*TASK TO COMPLETE*. In the entries below, some lines contain "this"; work out how many and answer with the figure only.

======== EXERCISE MATERIALS

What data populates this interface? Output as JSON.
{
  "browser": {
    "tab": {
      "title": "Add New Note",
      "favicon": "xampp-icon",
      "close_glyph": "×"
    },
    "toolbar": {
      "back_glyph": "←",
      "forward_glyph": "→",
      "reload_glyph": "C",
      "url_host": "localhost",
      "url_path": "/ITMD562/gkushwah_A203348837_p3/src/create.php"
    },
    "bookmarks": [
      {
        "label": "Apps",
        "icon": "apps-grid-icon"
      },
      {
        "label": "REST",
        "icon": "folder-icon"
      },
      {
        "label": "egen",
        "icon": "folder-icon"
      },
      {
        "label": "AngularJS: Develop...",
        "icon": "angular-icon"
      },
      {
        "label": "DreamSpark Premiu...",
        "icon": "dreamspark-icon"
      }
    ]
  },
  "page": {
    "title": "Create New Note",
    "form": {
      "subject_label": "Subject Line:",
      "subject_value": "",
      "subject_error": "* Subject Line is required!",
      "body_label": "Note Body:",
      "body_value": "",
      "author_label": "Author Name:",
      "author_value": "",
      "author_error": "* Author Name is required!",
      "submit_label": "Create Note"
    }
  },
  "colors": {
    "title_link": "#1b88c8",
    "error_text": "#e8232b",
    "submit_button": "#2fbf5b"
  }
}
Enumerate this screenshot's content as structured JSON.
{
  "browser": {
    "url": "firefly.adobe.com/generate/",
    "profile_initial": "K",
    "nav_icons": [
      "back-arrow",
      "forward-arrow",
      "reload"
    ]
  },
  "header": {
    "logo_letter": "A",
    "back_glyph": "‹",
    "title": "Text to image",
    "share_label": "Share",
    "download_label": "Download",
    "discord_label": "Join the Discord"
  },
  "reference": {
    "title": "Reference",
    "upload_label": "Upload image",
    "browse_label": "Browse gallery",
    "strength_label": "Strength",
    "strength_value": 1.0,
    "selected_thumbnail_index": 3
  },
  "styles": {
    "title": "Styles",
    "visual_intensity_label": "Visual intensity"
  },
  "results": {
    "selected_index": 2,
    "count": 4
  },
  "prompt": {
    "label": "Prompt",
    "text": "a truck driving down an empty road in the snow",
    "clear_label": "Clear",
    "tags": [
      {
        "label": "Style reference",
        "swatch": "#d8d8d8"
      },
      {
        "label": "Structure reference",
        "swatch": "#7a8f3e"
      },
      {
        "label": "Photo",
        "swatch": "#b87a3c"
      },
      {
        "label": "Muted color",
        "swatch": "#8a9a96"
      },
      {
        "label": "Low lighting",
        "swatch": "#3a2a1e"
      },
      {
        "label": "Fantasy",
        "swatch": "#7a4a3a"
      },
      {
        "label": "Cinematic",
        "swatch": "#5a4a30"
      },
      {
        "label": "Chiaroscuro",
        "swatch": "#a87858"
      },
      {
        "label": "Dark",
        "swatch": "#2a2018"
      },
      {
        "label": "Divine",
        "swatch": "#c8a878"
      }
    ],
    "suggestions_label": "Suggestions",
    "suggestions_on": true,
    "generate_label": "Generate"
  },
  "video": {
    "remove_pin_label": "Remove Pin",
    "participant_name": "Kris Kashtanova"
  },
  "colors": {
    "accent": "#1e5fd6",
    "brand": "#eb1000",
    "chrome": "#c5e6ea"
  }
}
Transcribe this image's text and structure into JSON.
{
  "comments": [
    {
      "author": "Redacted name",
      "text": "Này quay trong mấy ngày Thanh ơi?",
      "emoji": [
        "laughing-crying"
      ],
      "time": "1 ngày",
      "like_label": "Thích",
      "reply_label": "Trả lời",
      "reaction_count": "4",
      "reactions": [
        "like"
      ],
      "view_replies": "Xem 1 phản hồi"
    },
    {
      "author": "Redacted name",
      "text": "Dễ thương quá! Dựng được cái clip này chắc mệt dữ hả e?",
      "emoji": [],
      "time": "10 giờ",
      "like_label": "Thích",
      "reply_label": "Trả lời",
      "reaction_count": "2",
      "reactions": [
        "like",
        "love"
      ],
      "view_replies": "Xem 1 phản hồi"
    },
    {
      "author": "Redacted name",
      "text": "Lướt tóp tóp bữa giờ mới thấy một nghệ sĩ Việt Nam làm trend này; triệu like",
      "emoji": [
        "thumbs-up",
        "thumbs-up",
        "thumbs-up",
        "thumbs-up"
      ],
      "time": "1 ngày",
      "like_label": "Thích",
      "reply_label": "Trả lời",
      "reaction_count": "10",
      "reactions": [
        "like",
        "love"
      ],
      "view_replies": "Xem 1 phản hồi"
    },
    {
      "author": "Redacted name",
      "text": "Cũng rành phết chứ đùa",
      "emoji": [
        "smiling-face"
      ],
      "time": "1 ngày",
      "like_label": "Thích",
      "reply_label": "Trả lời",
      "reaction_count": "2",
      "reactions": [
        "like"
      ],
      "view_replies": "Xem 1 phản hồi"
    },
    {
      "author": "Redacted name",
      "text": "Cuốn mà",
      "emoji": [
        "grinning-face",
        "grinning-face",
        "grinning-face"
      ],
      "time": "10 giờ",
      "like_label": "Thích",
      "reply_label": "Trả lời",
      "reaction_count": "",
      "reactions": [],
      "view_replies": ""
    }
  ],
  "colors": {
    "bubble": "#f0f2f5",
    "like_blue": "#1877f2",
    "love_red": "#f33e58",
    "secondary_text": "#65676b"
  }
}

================

*RESULT*. 3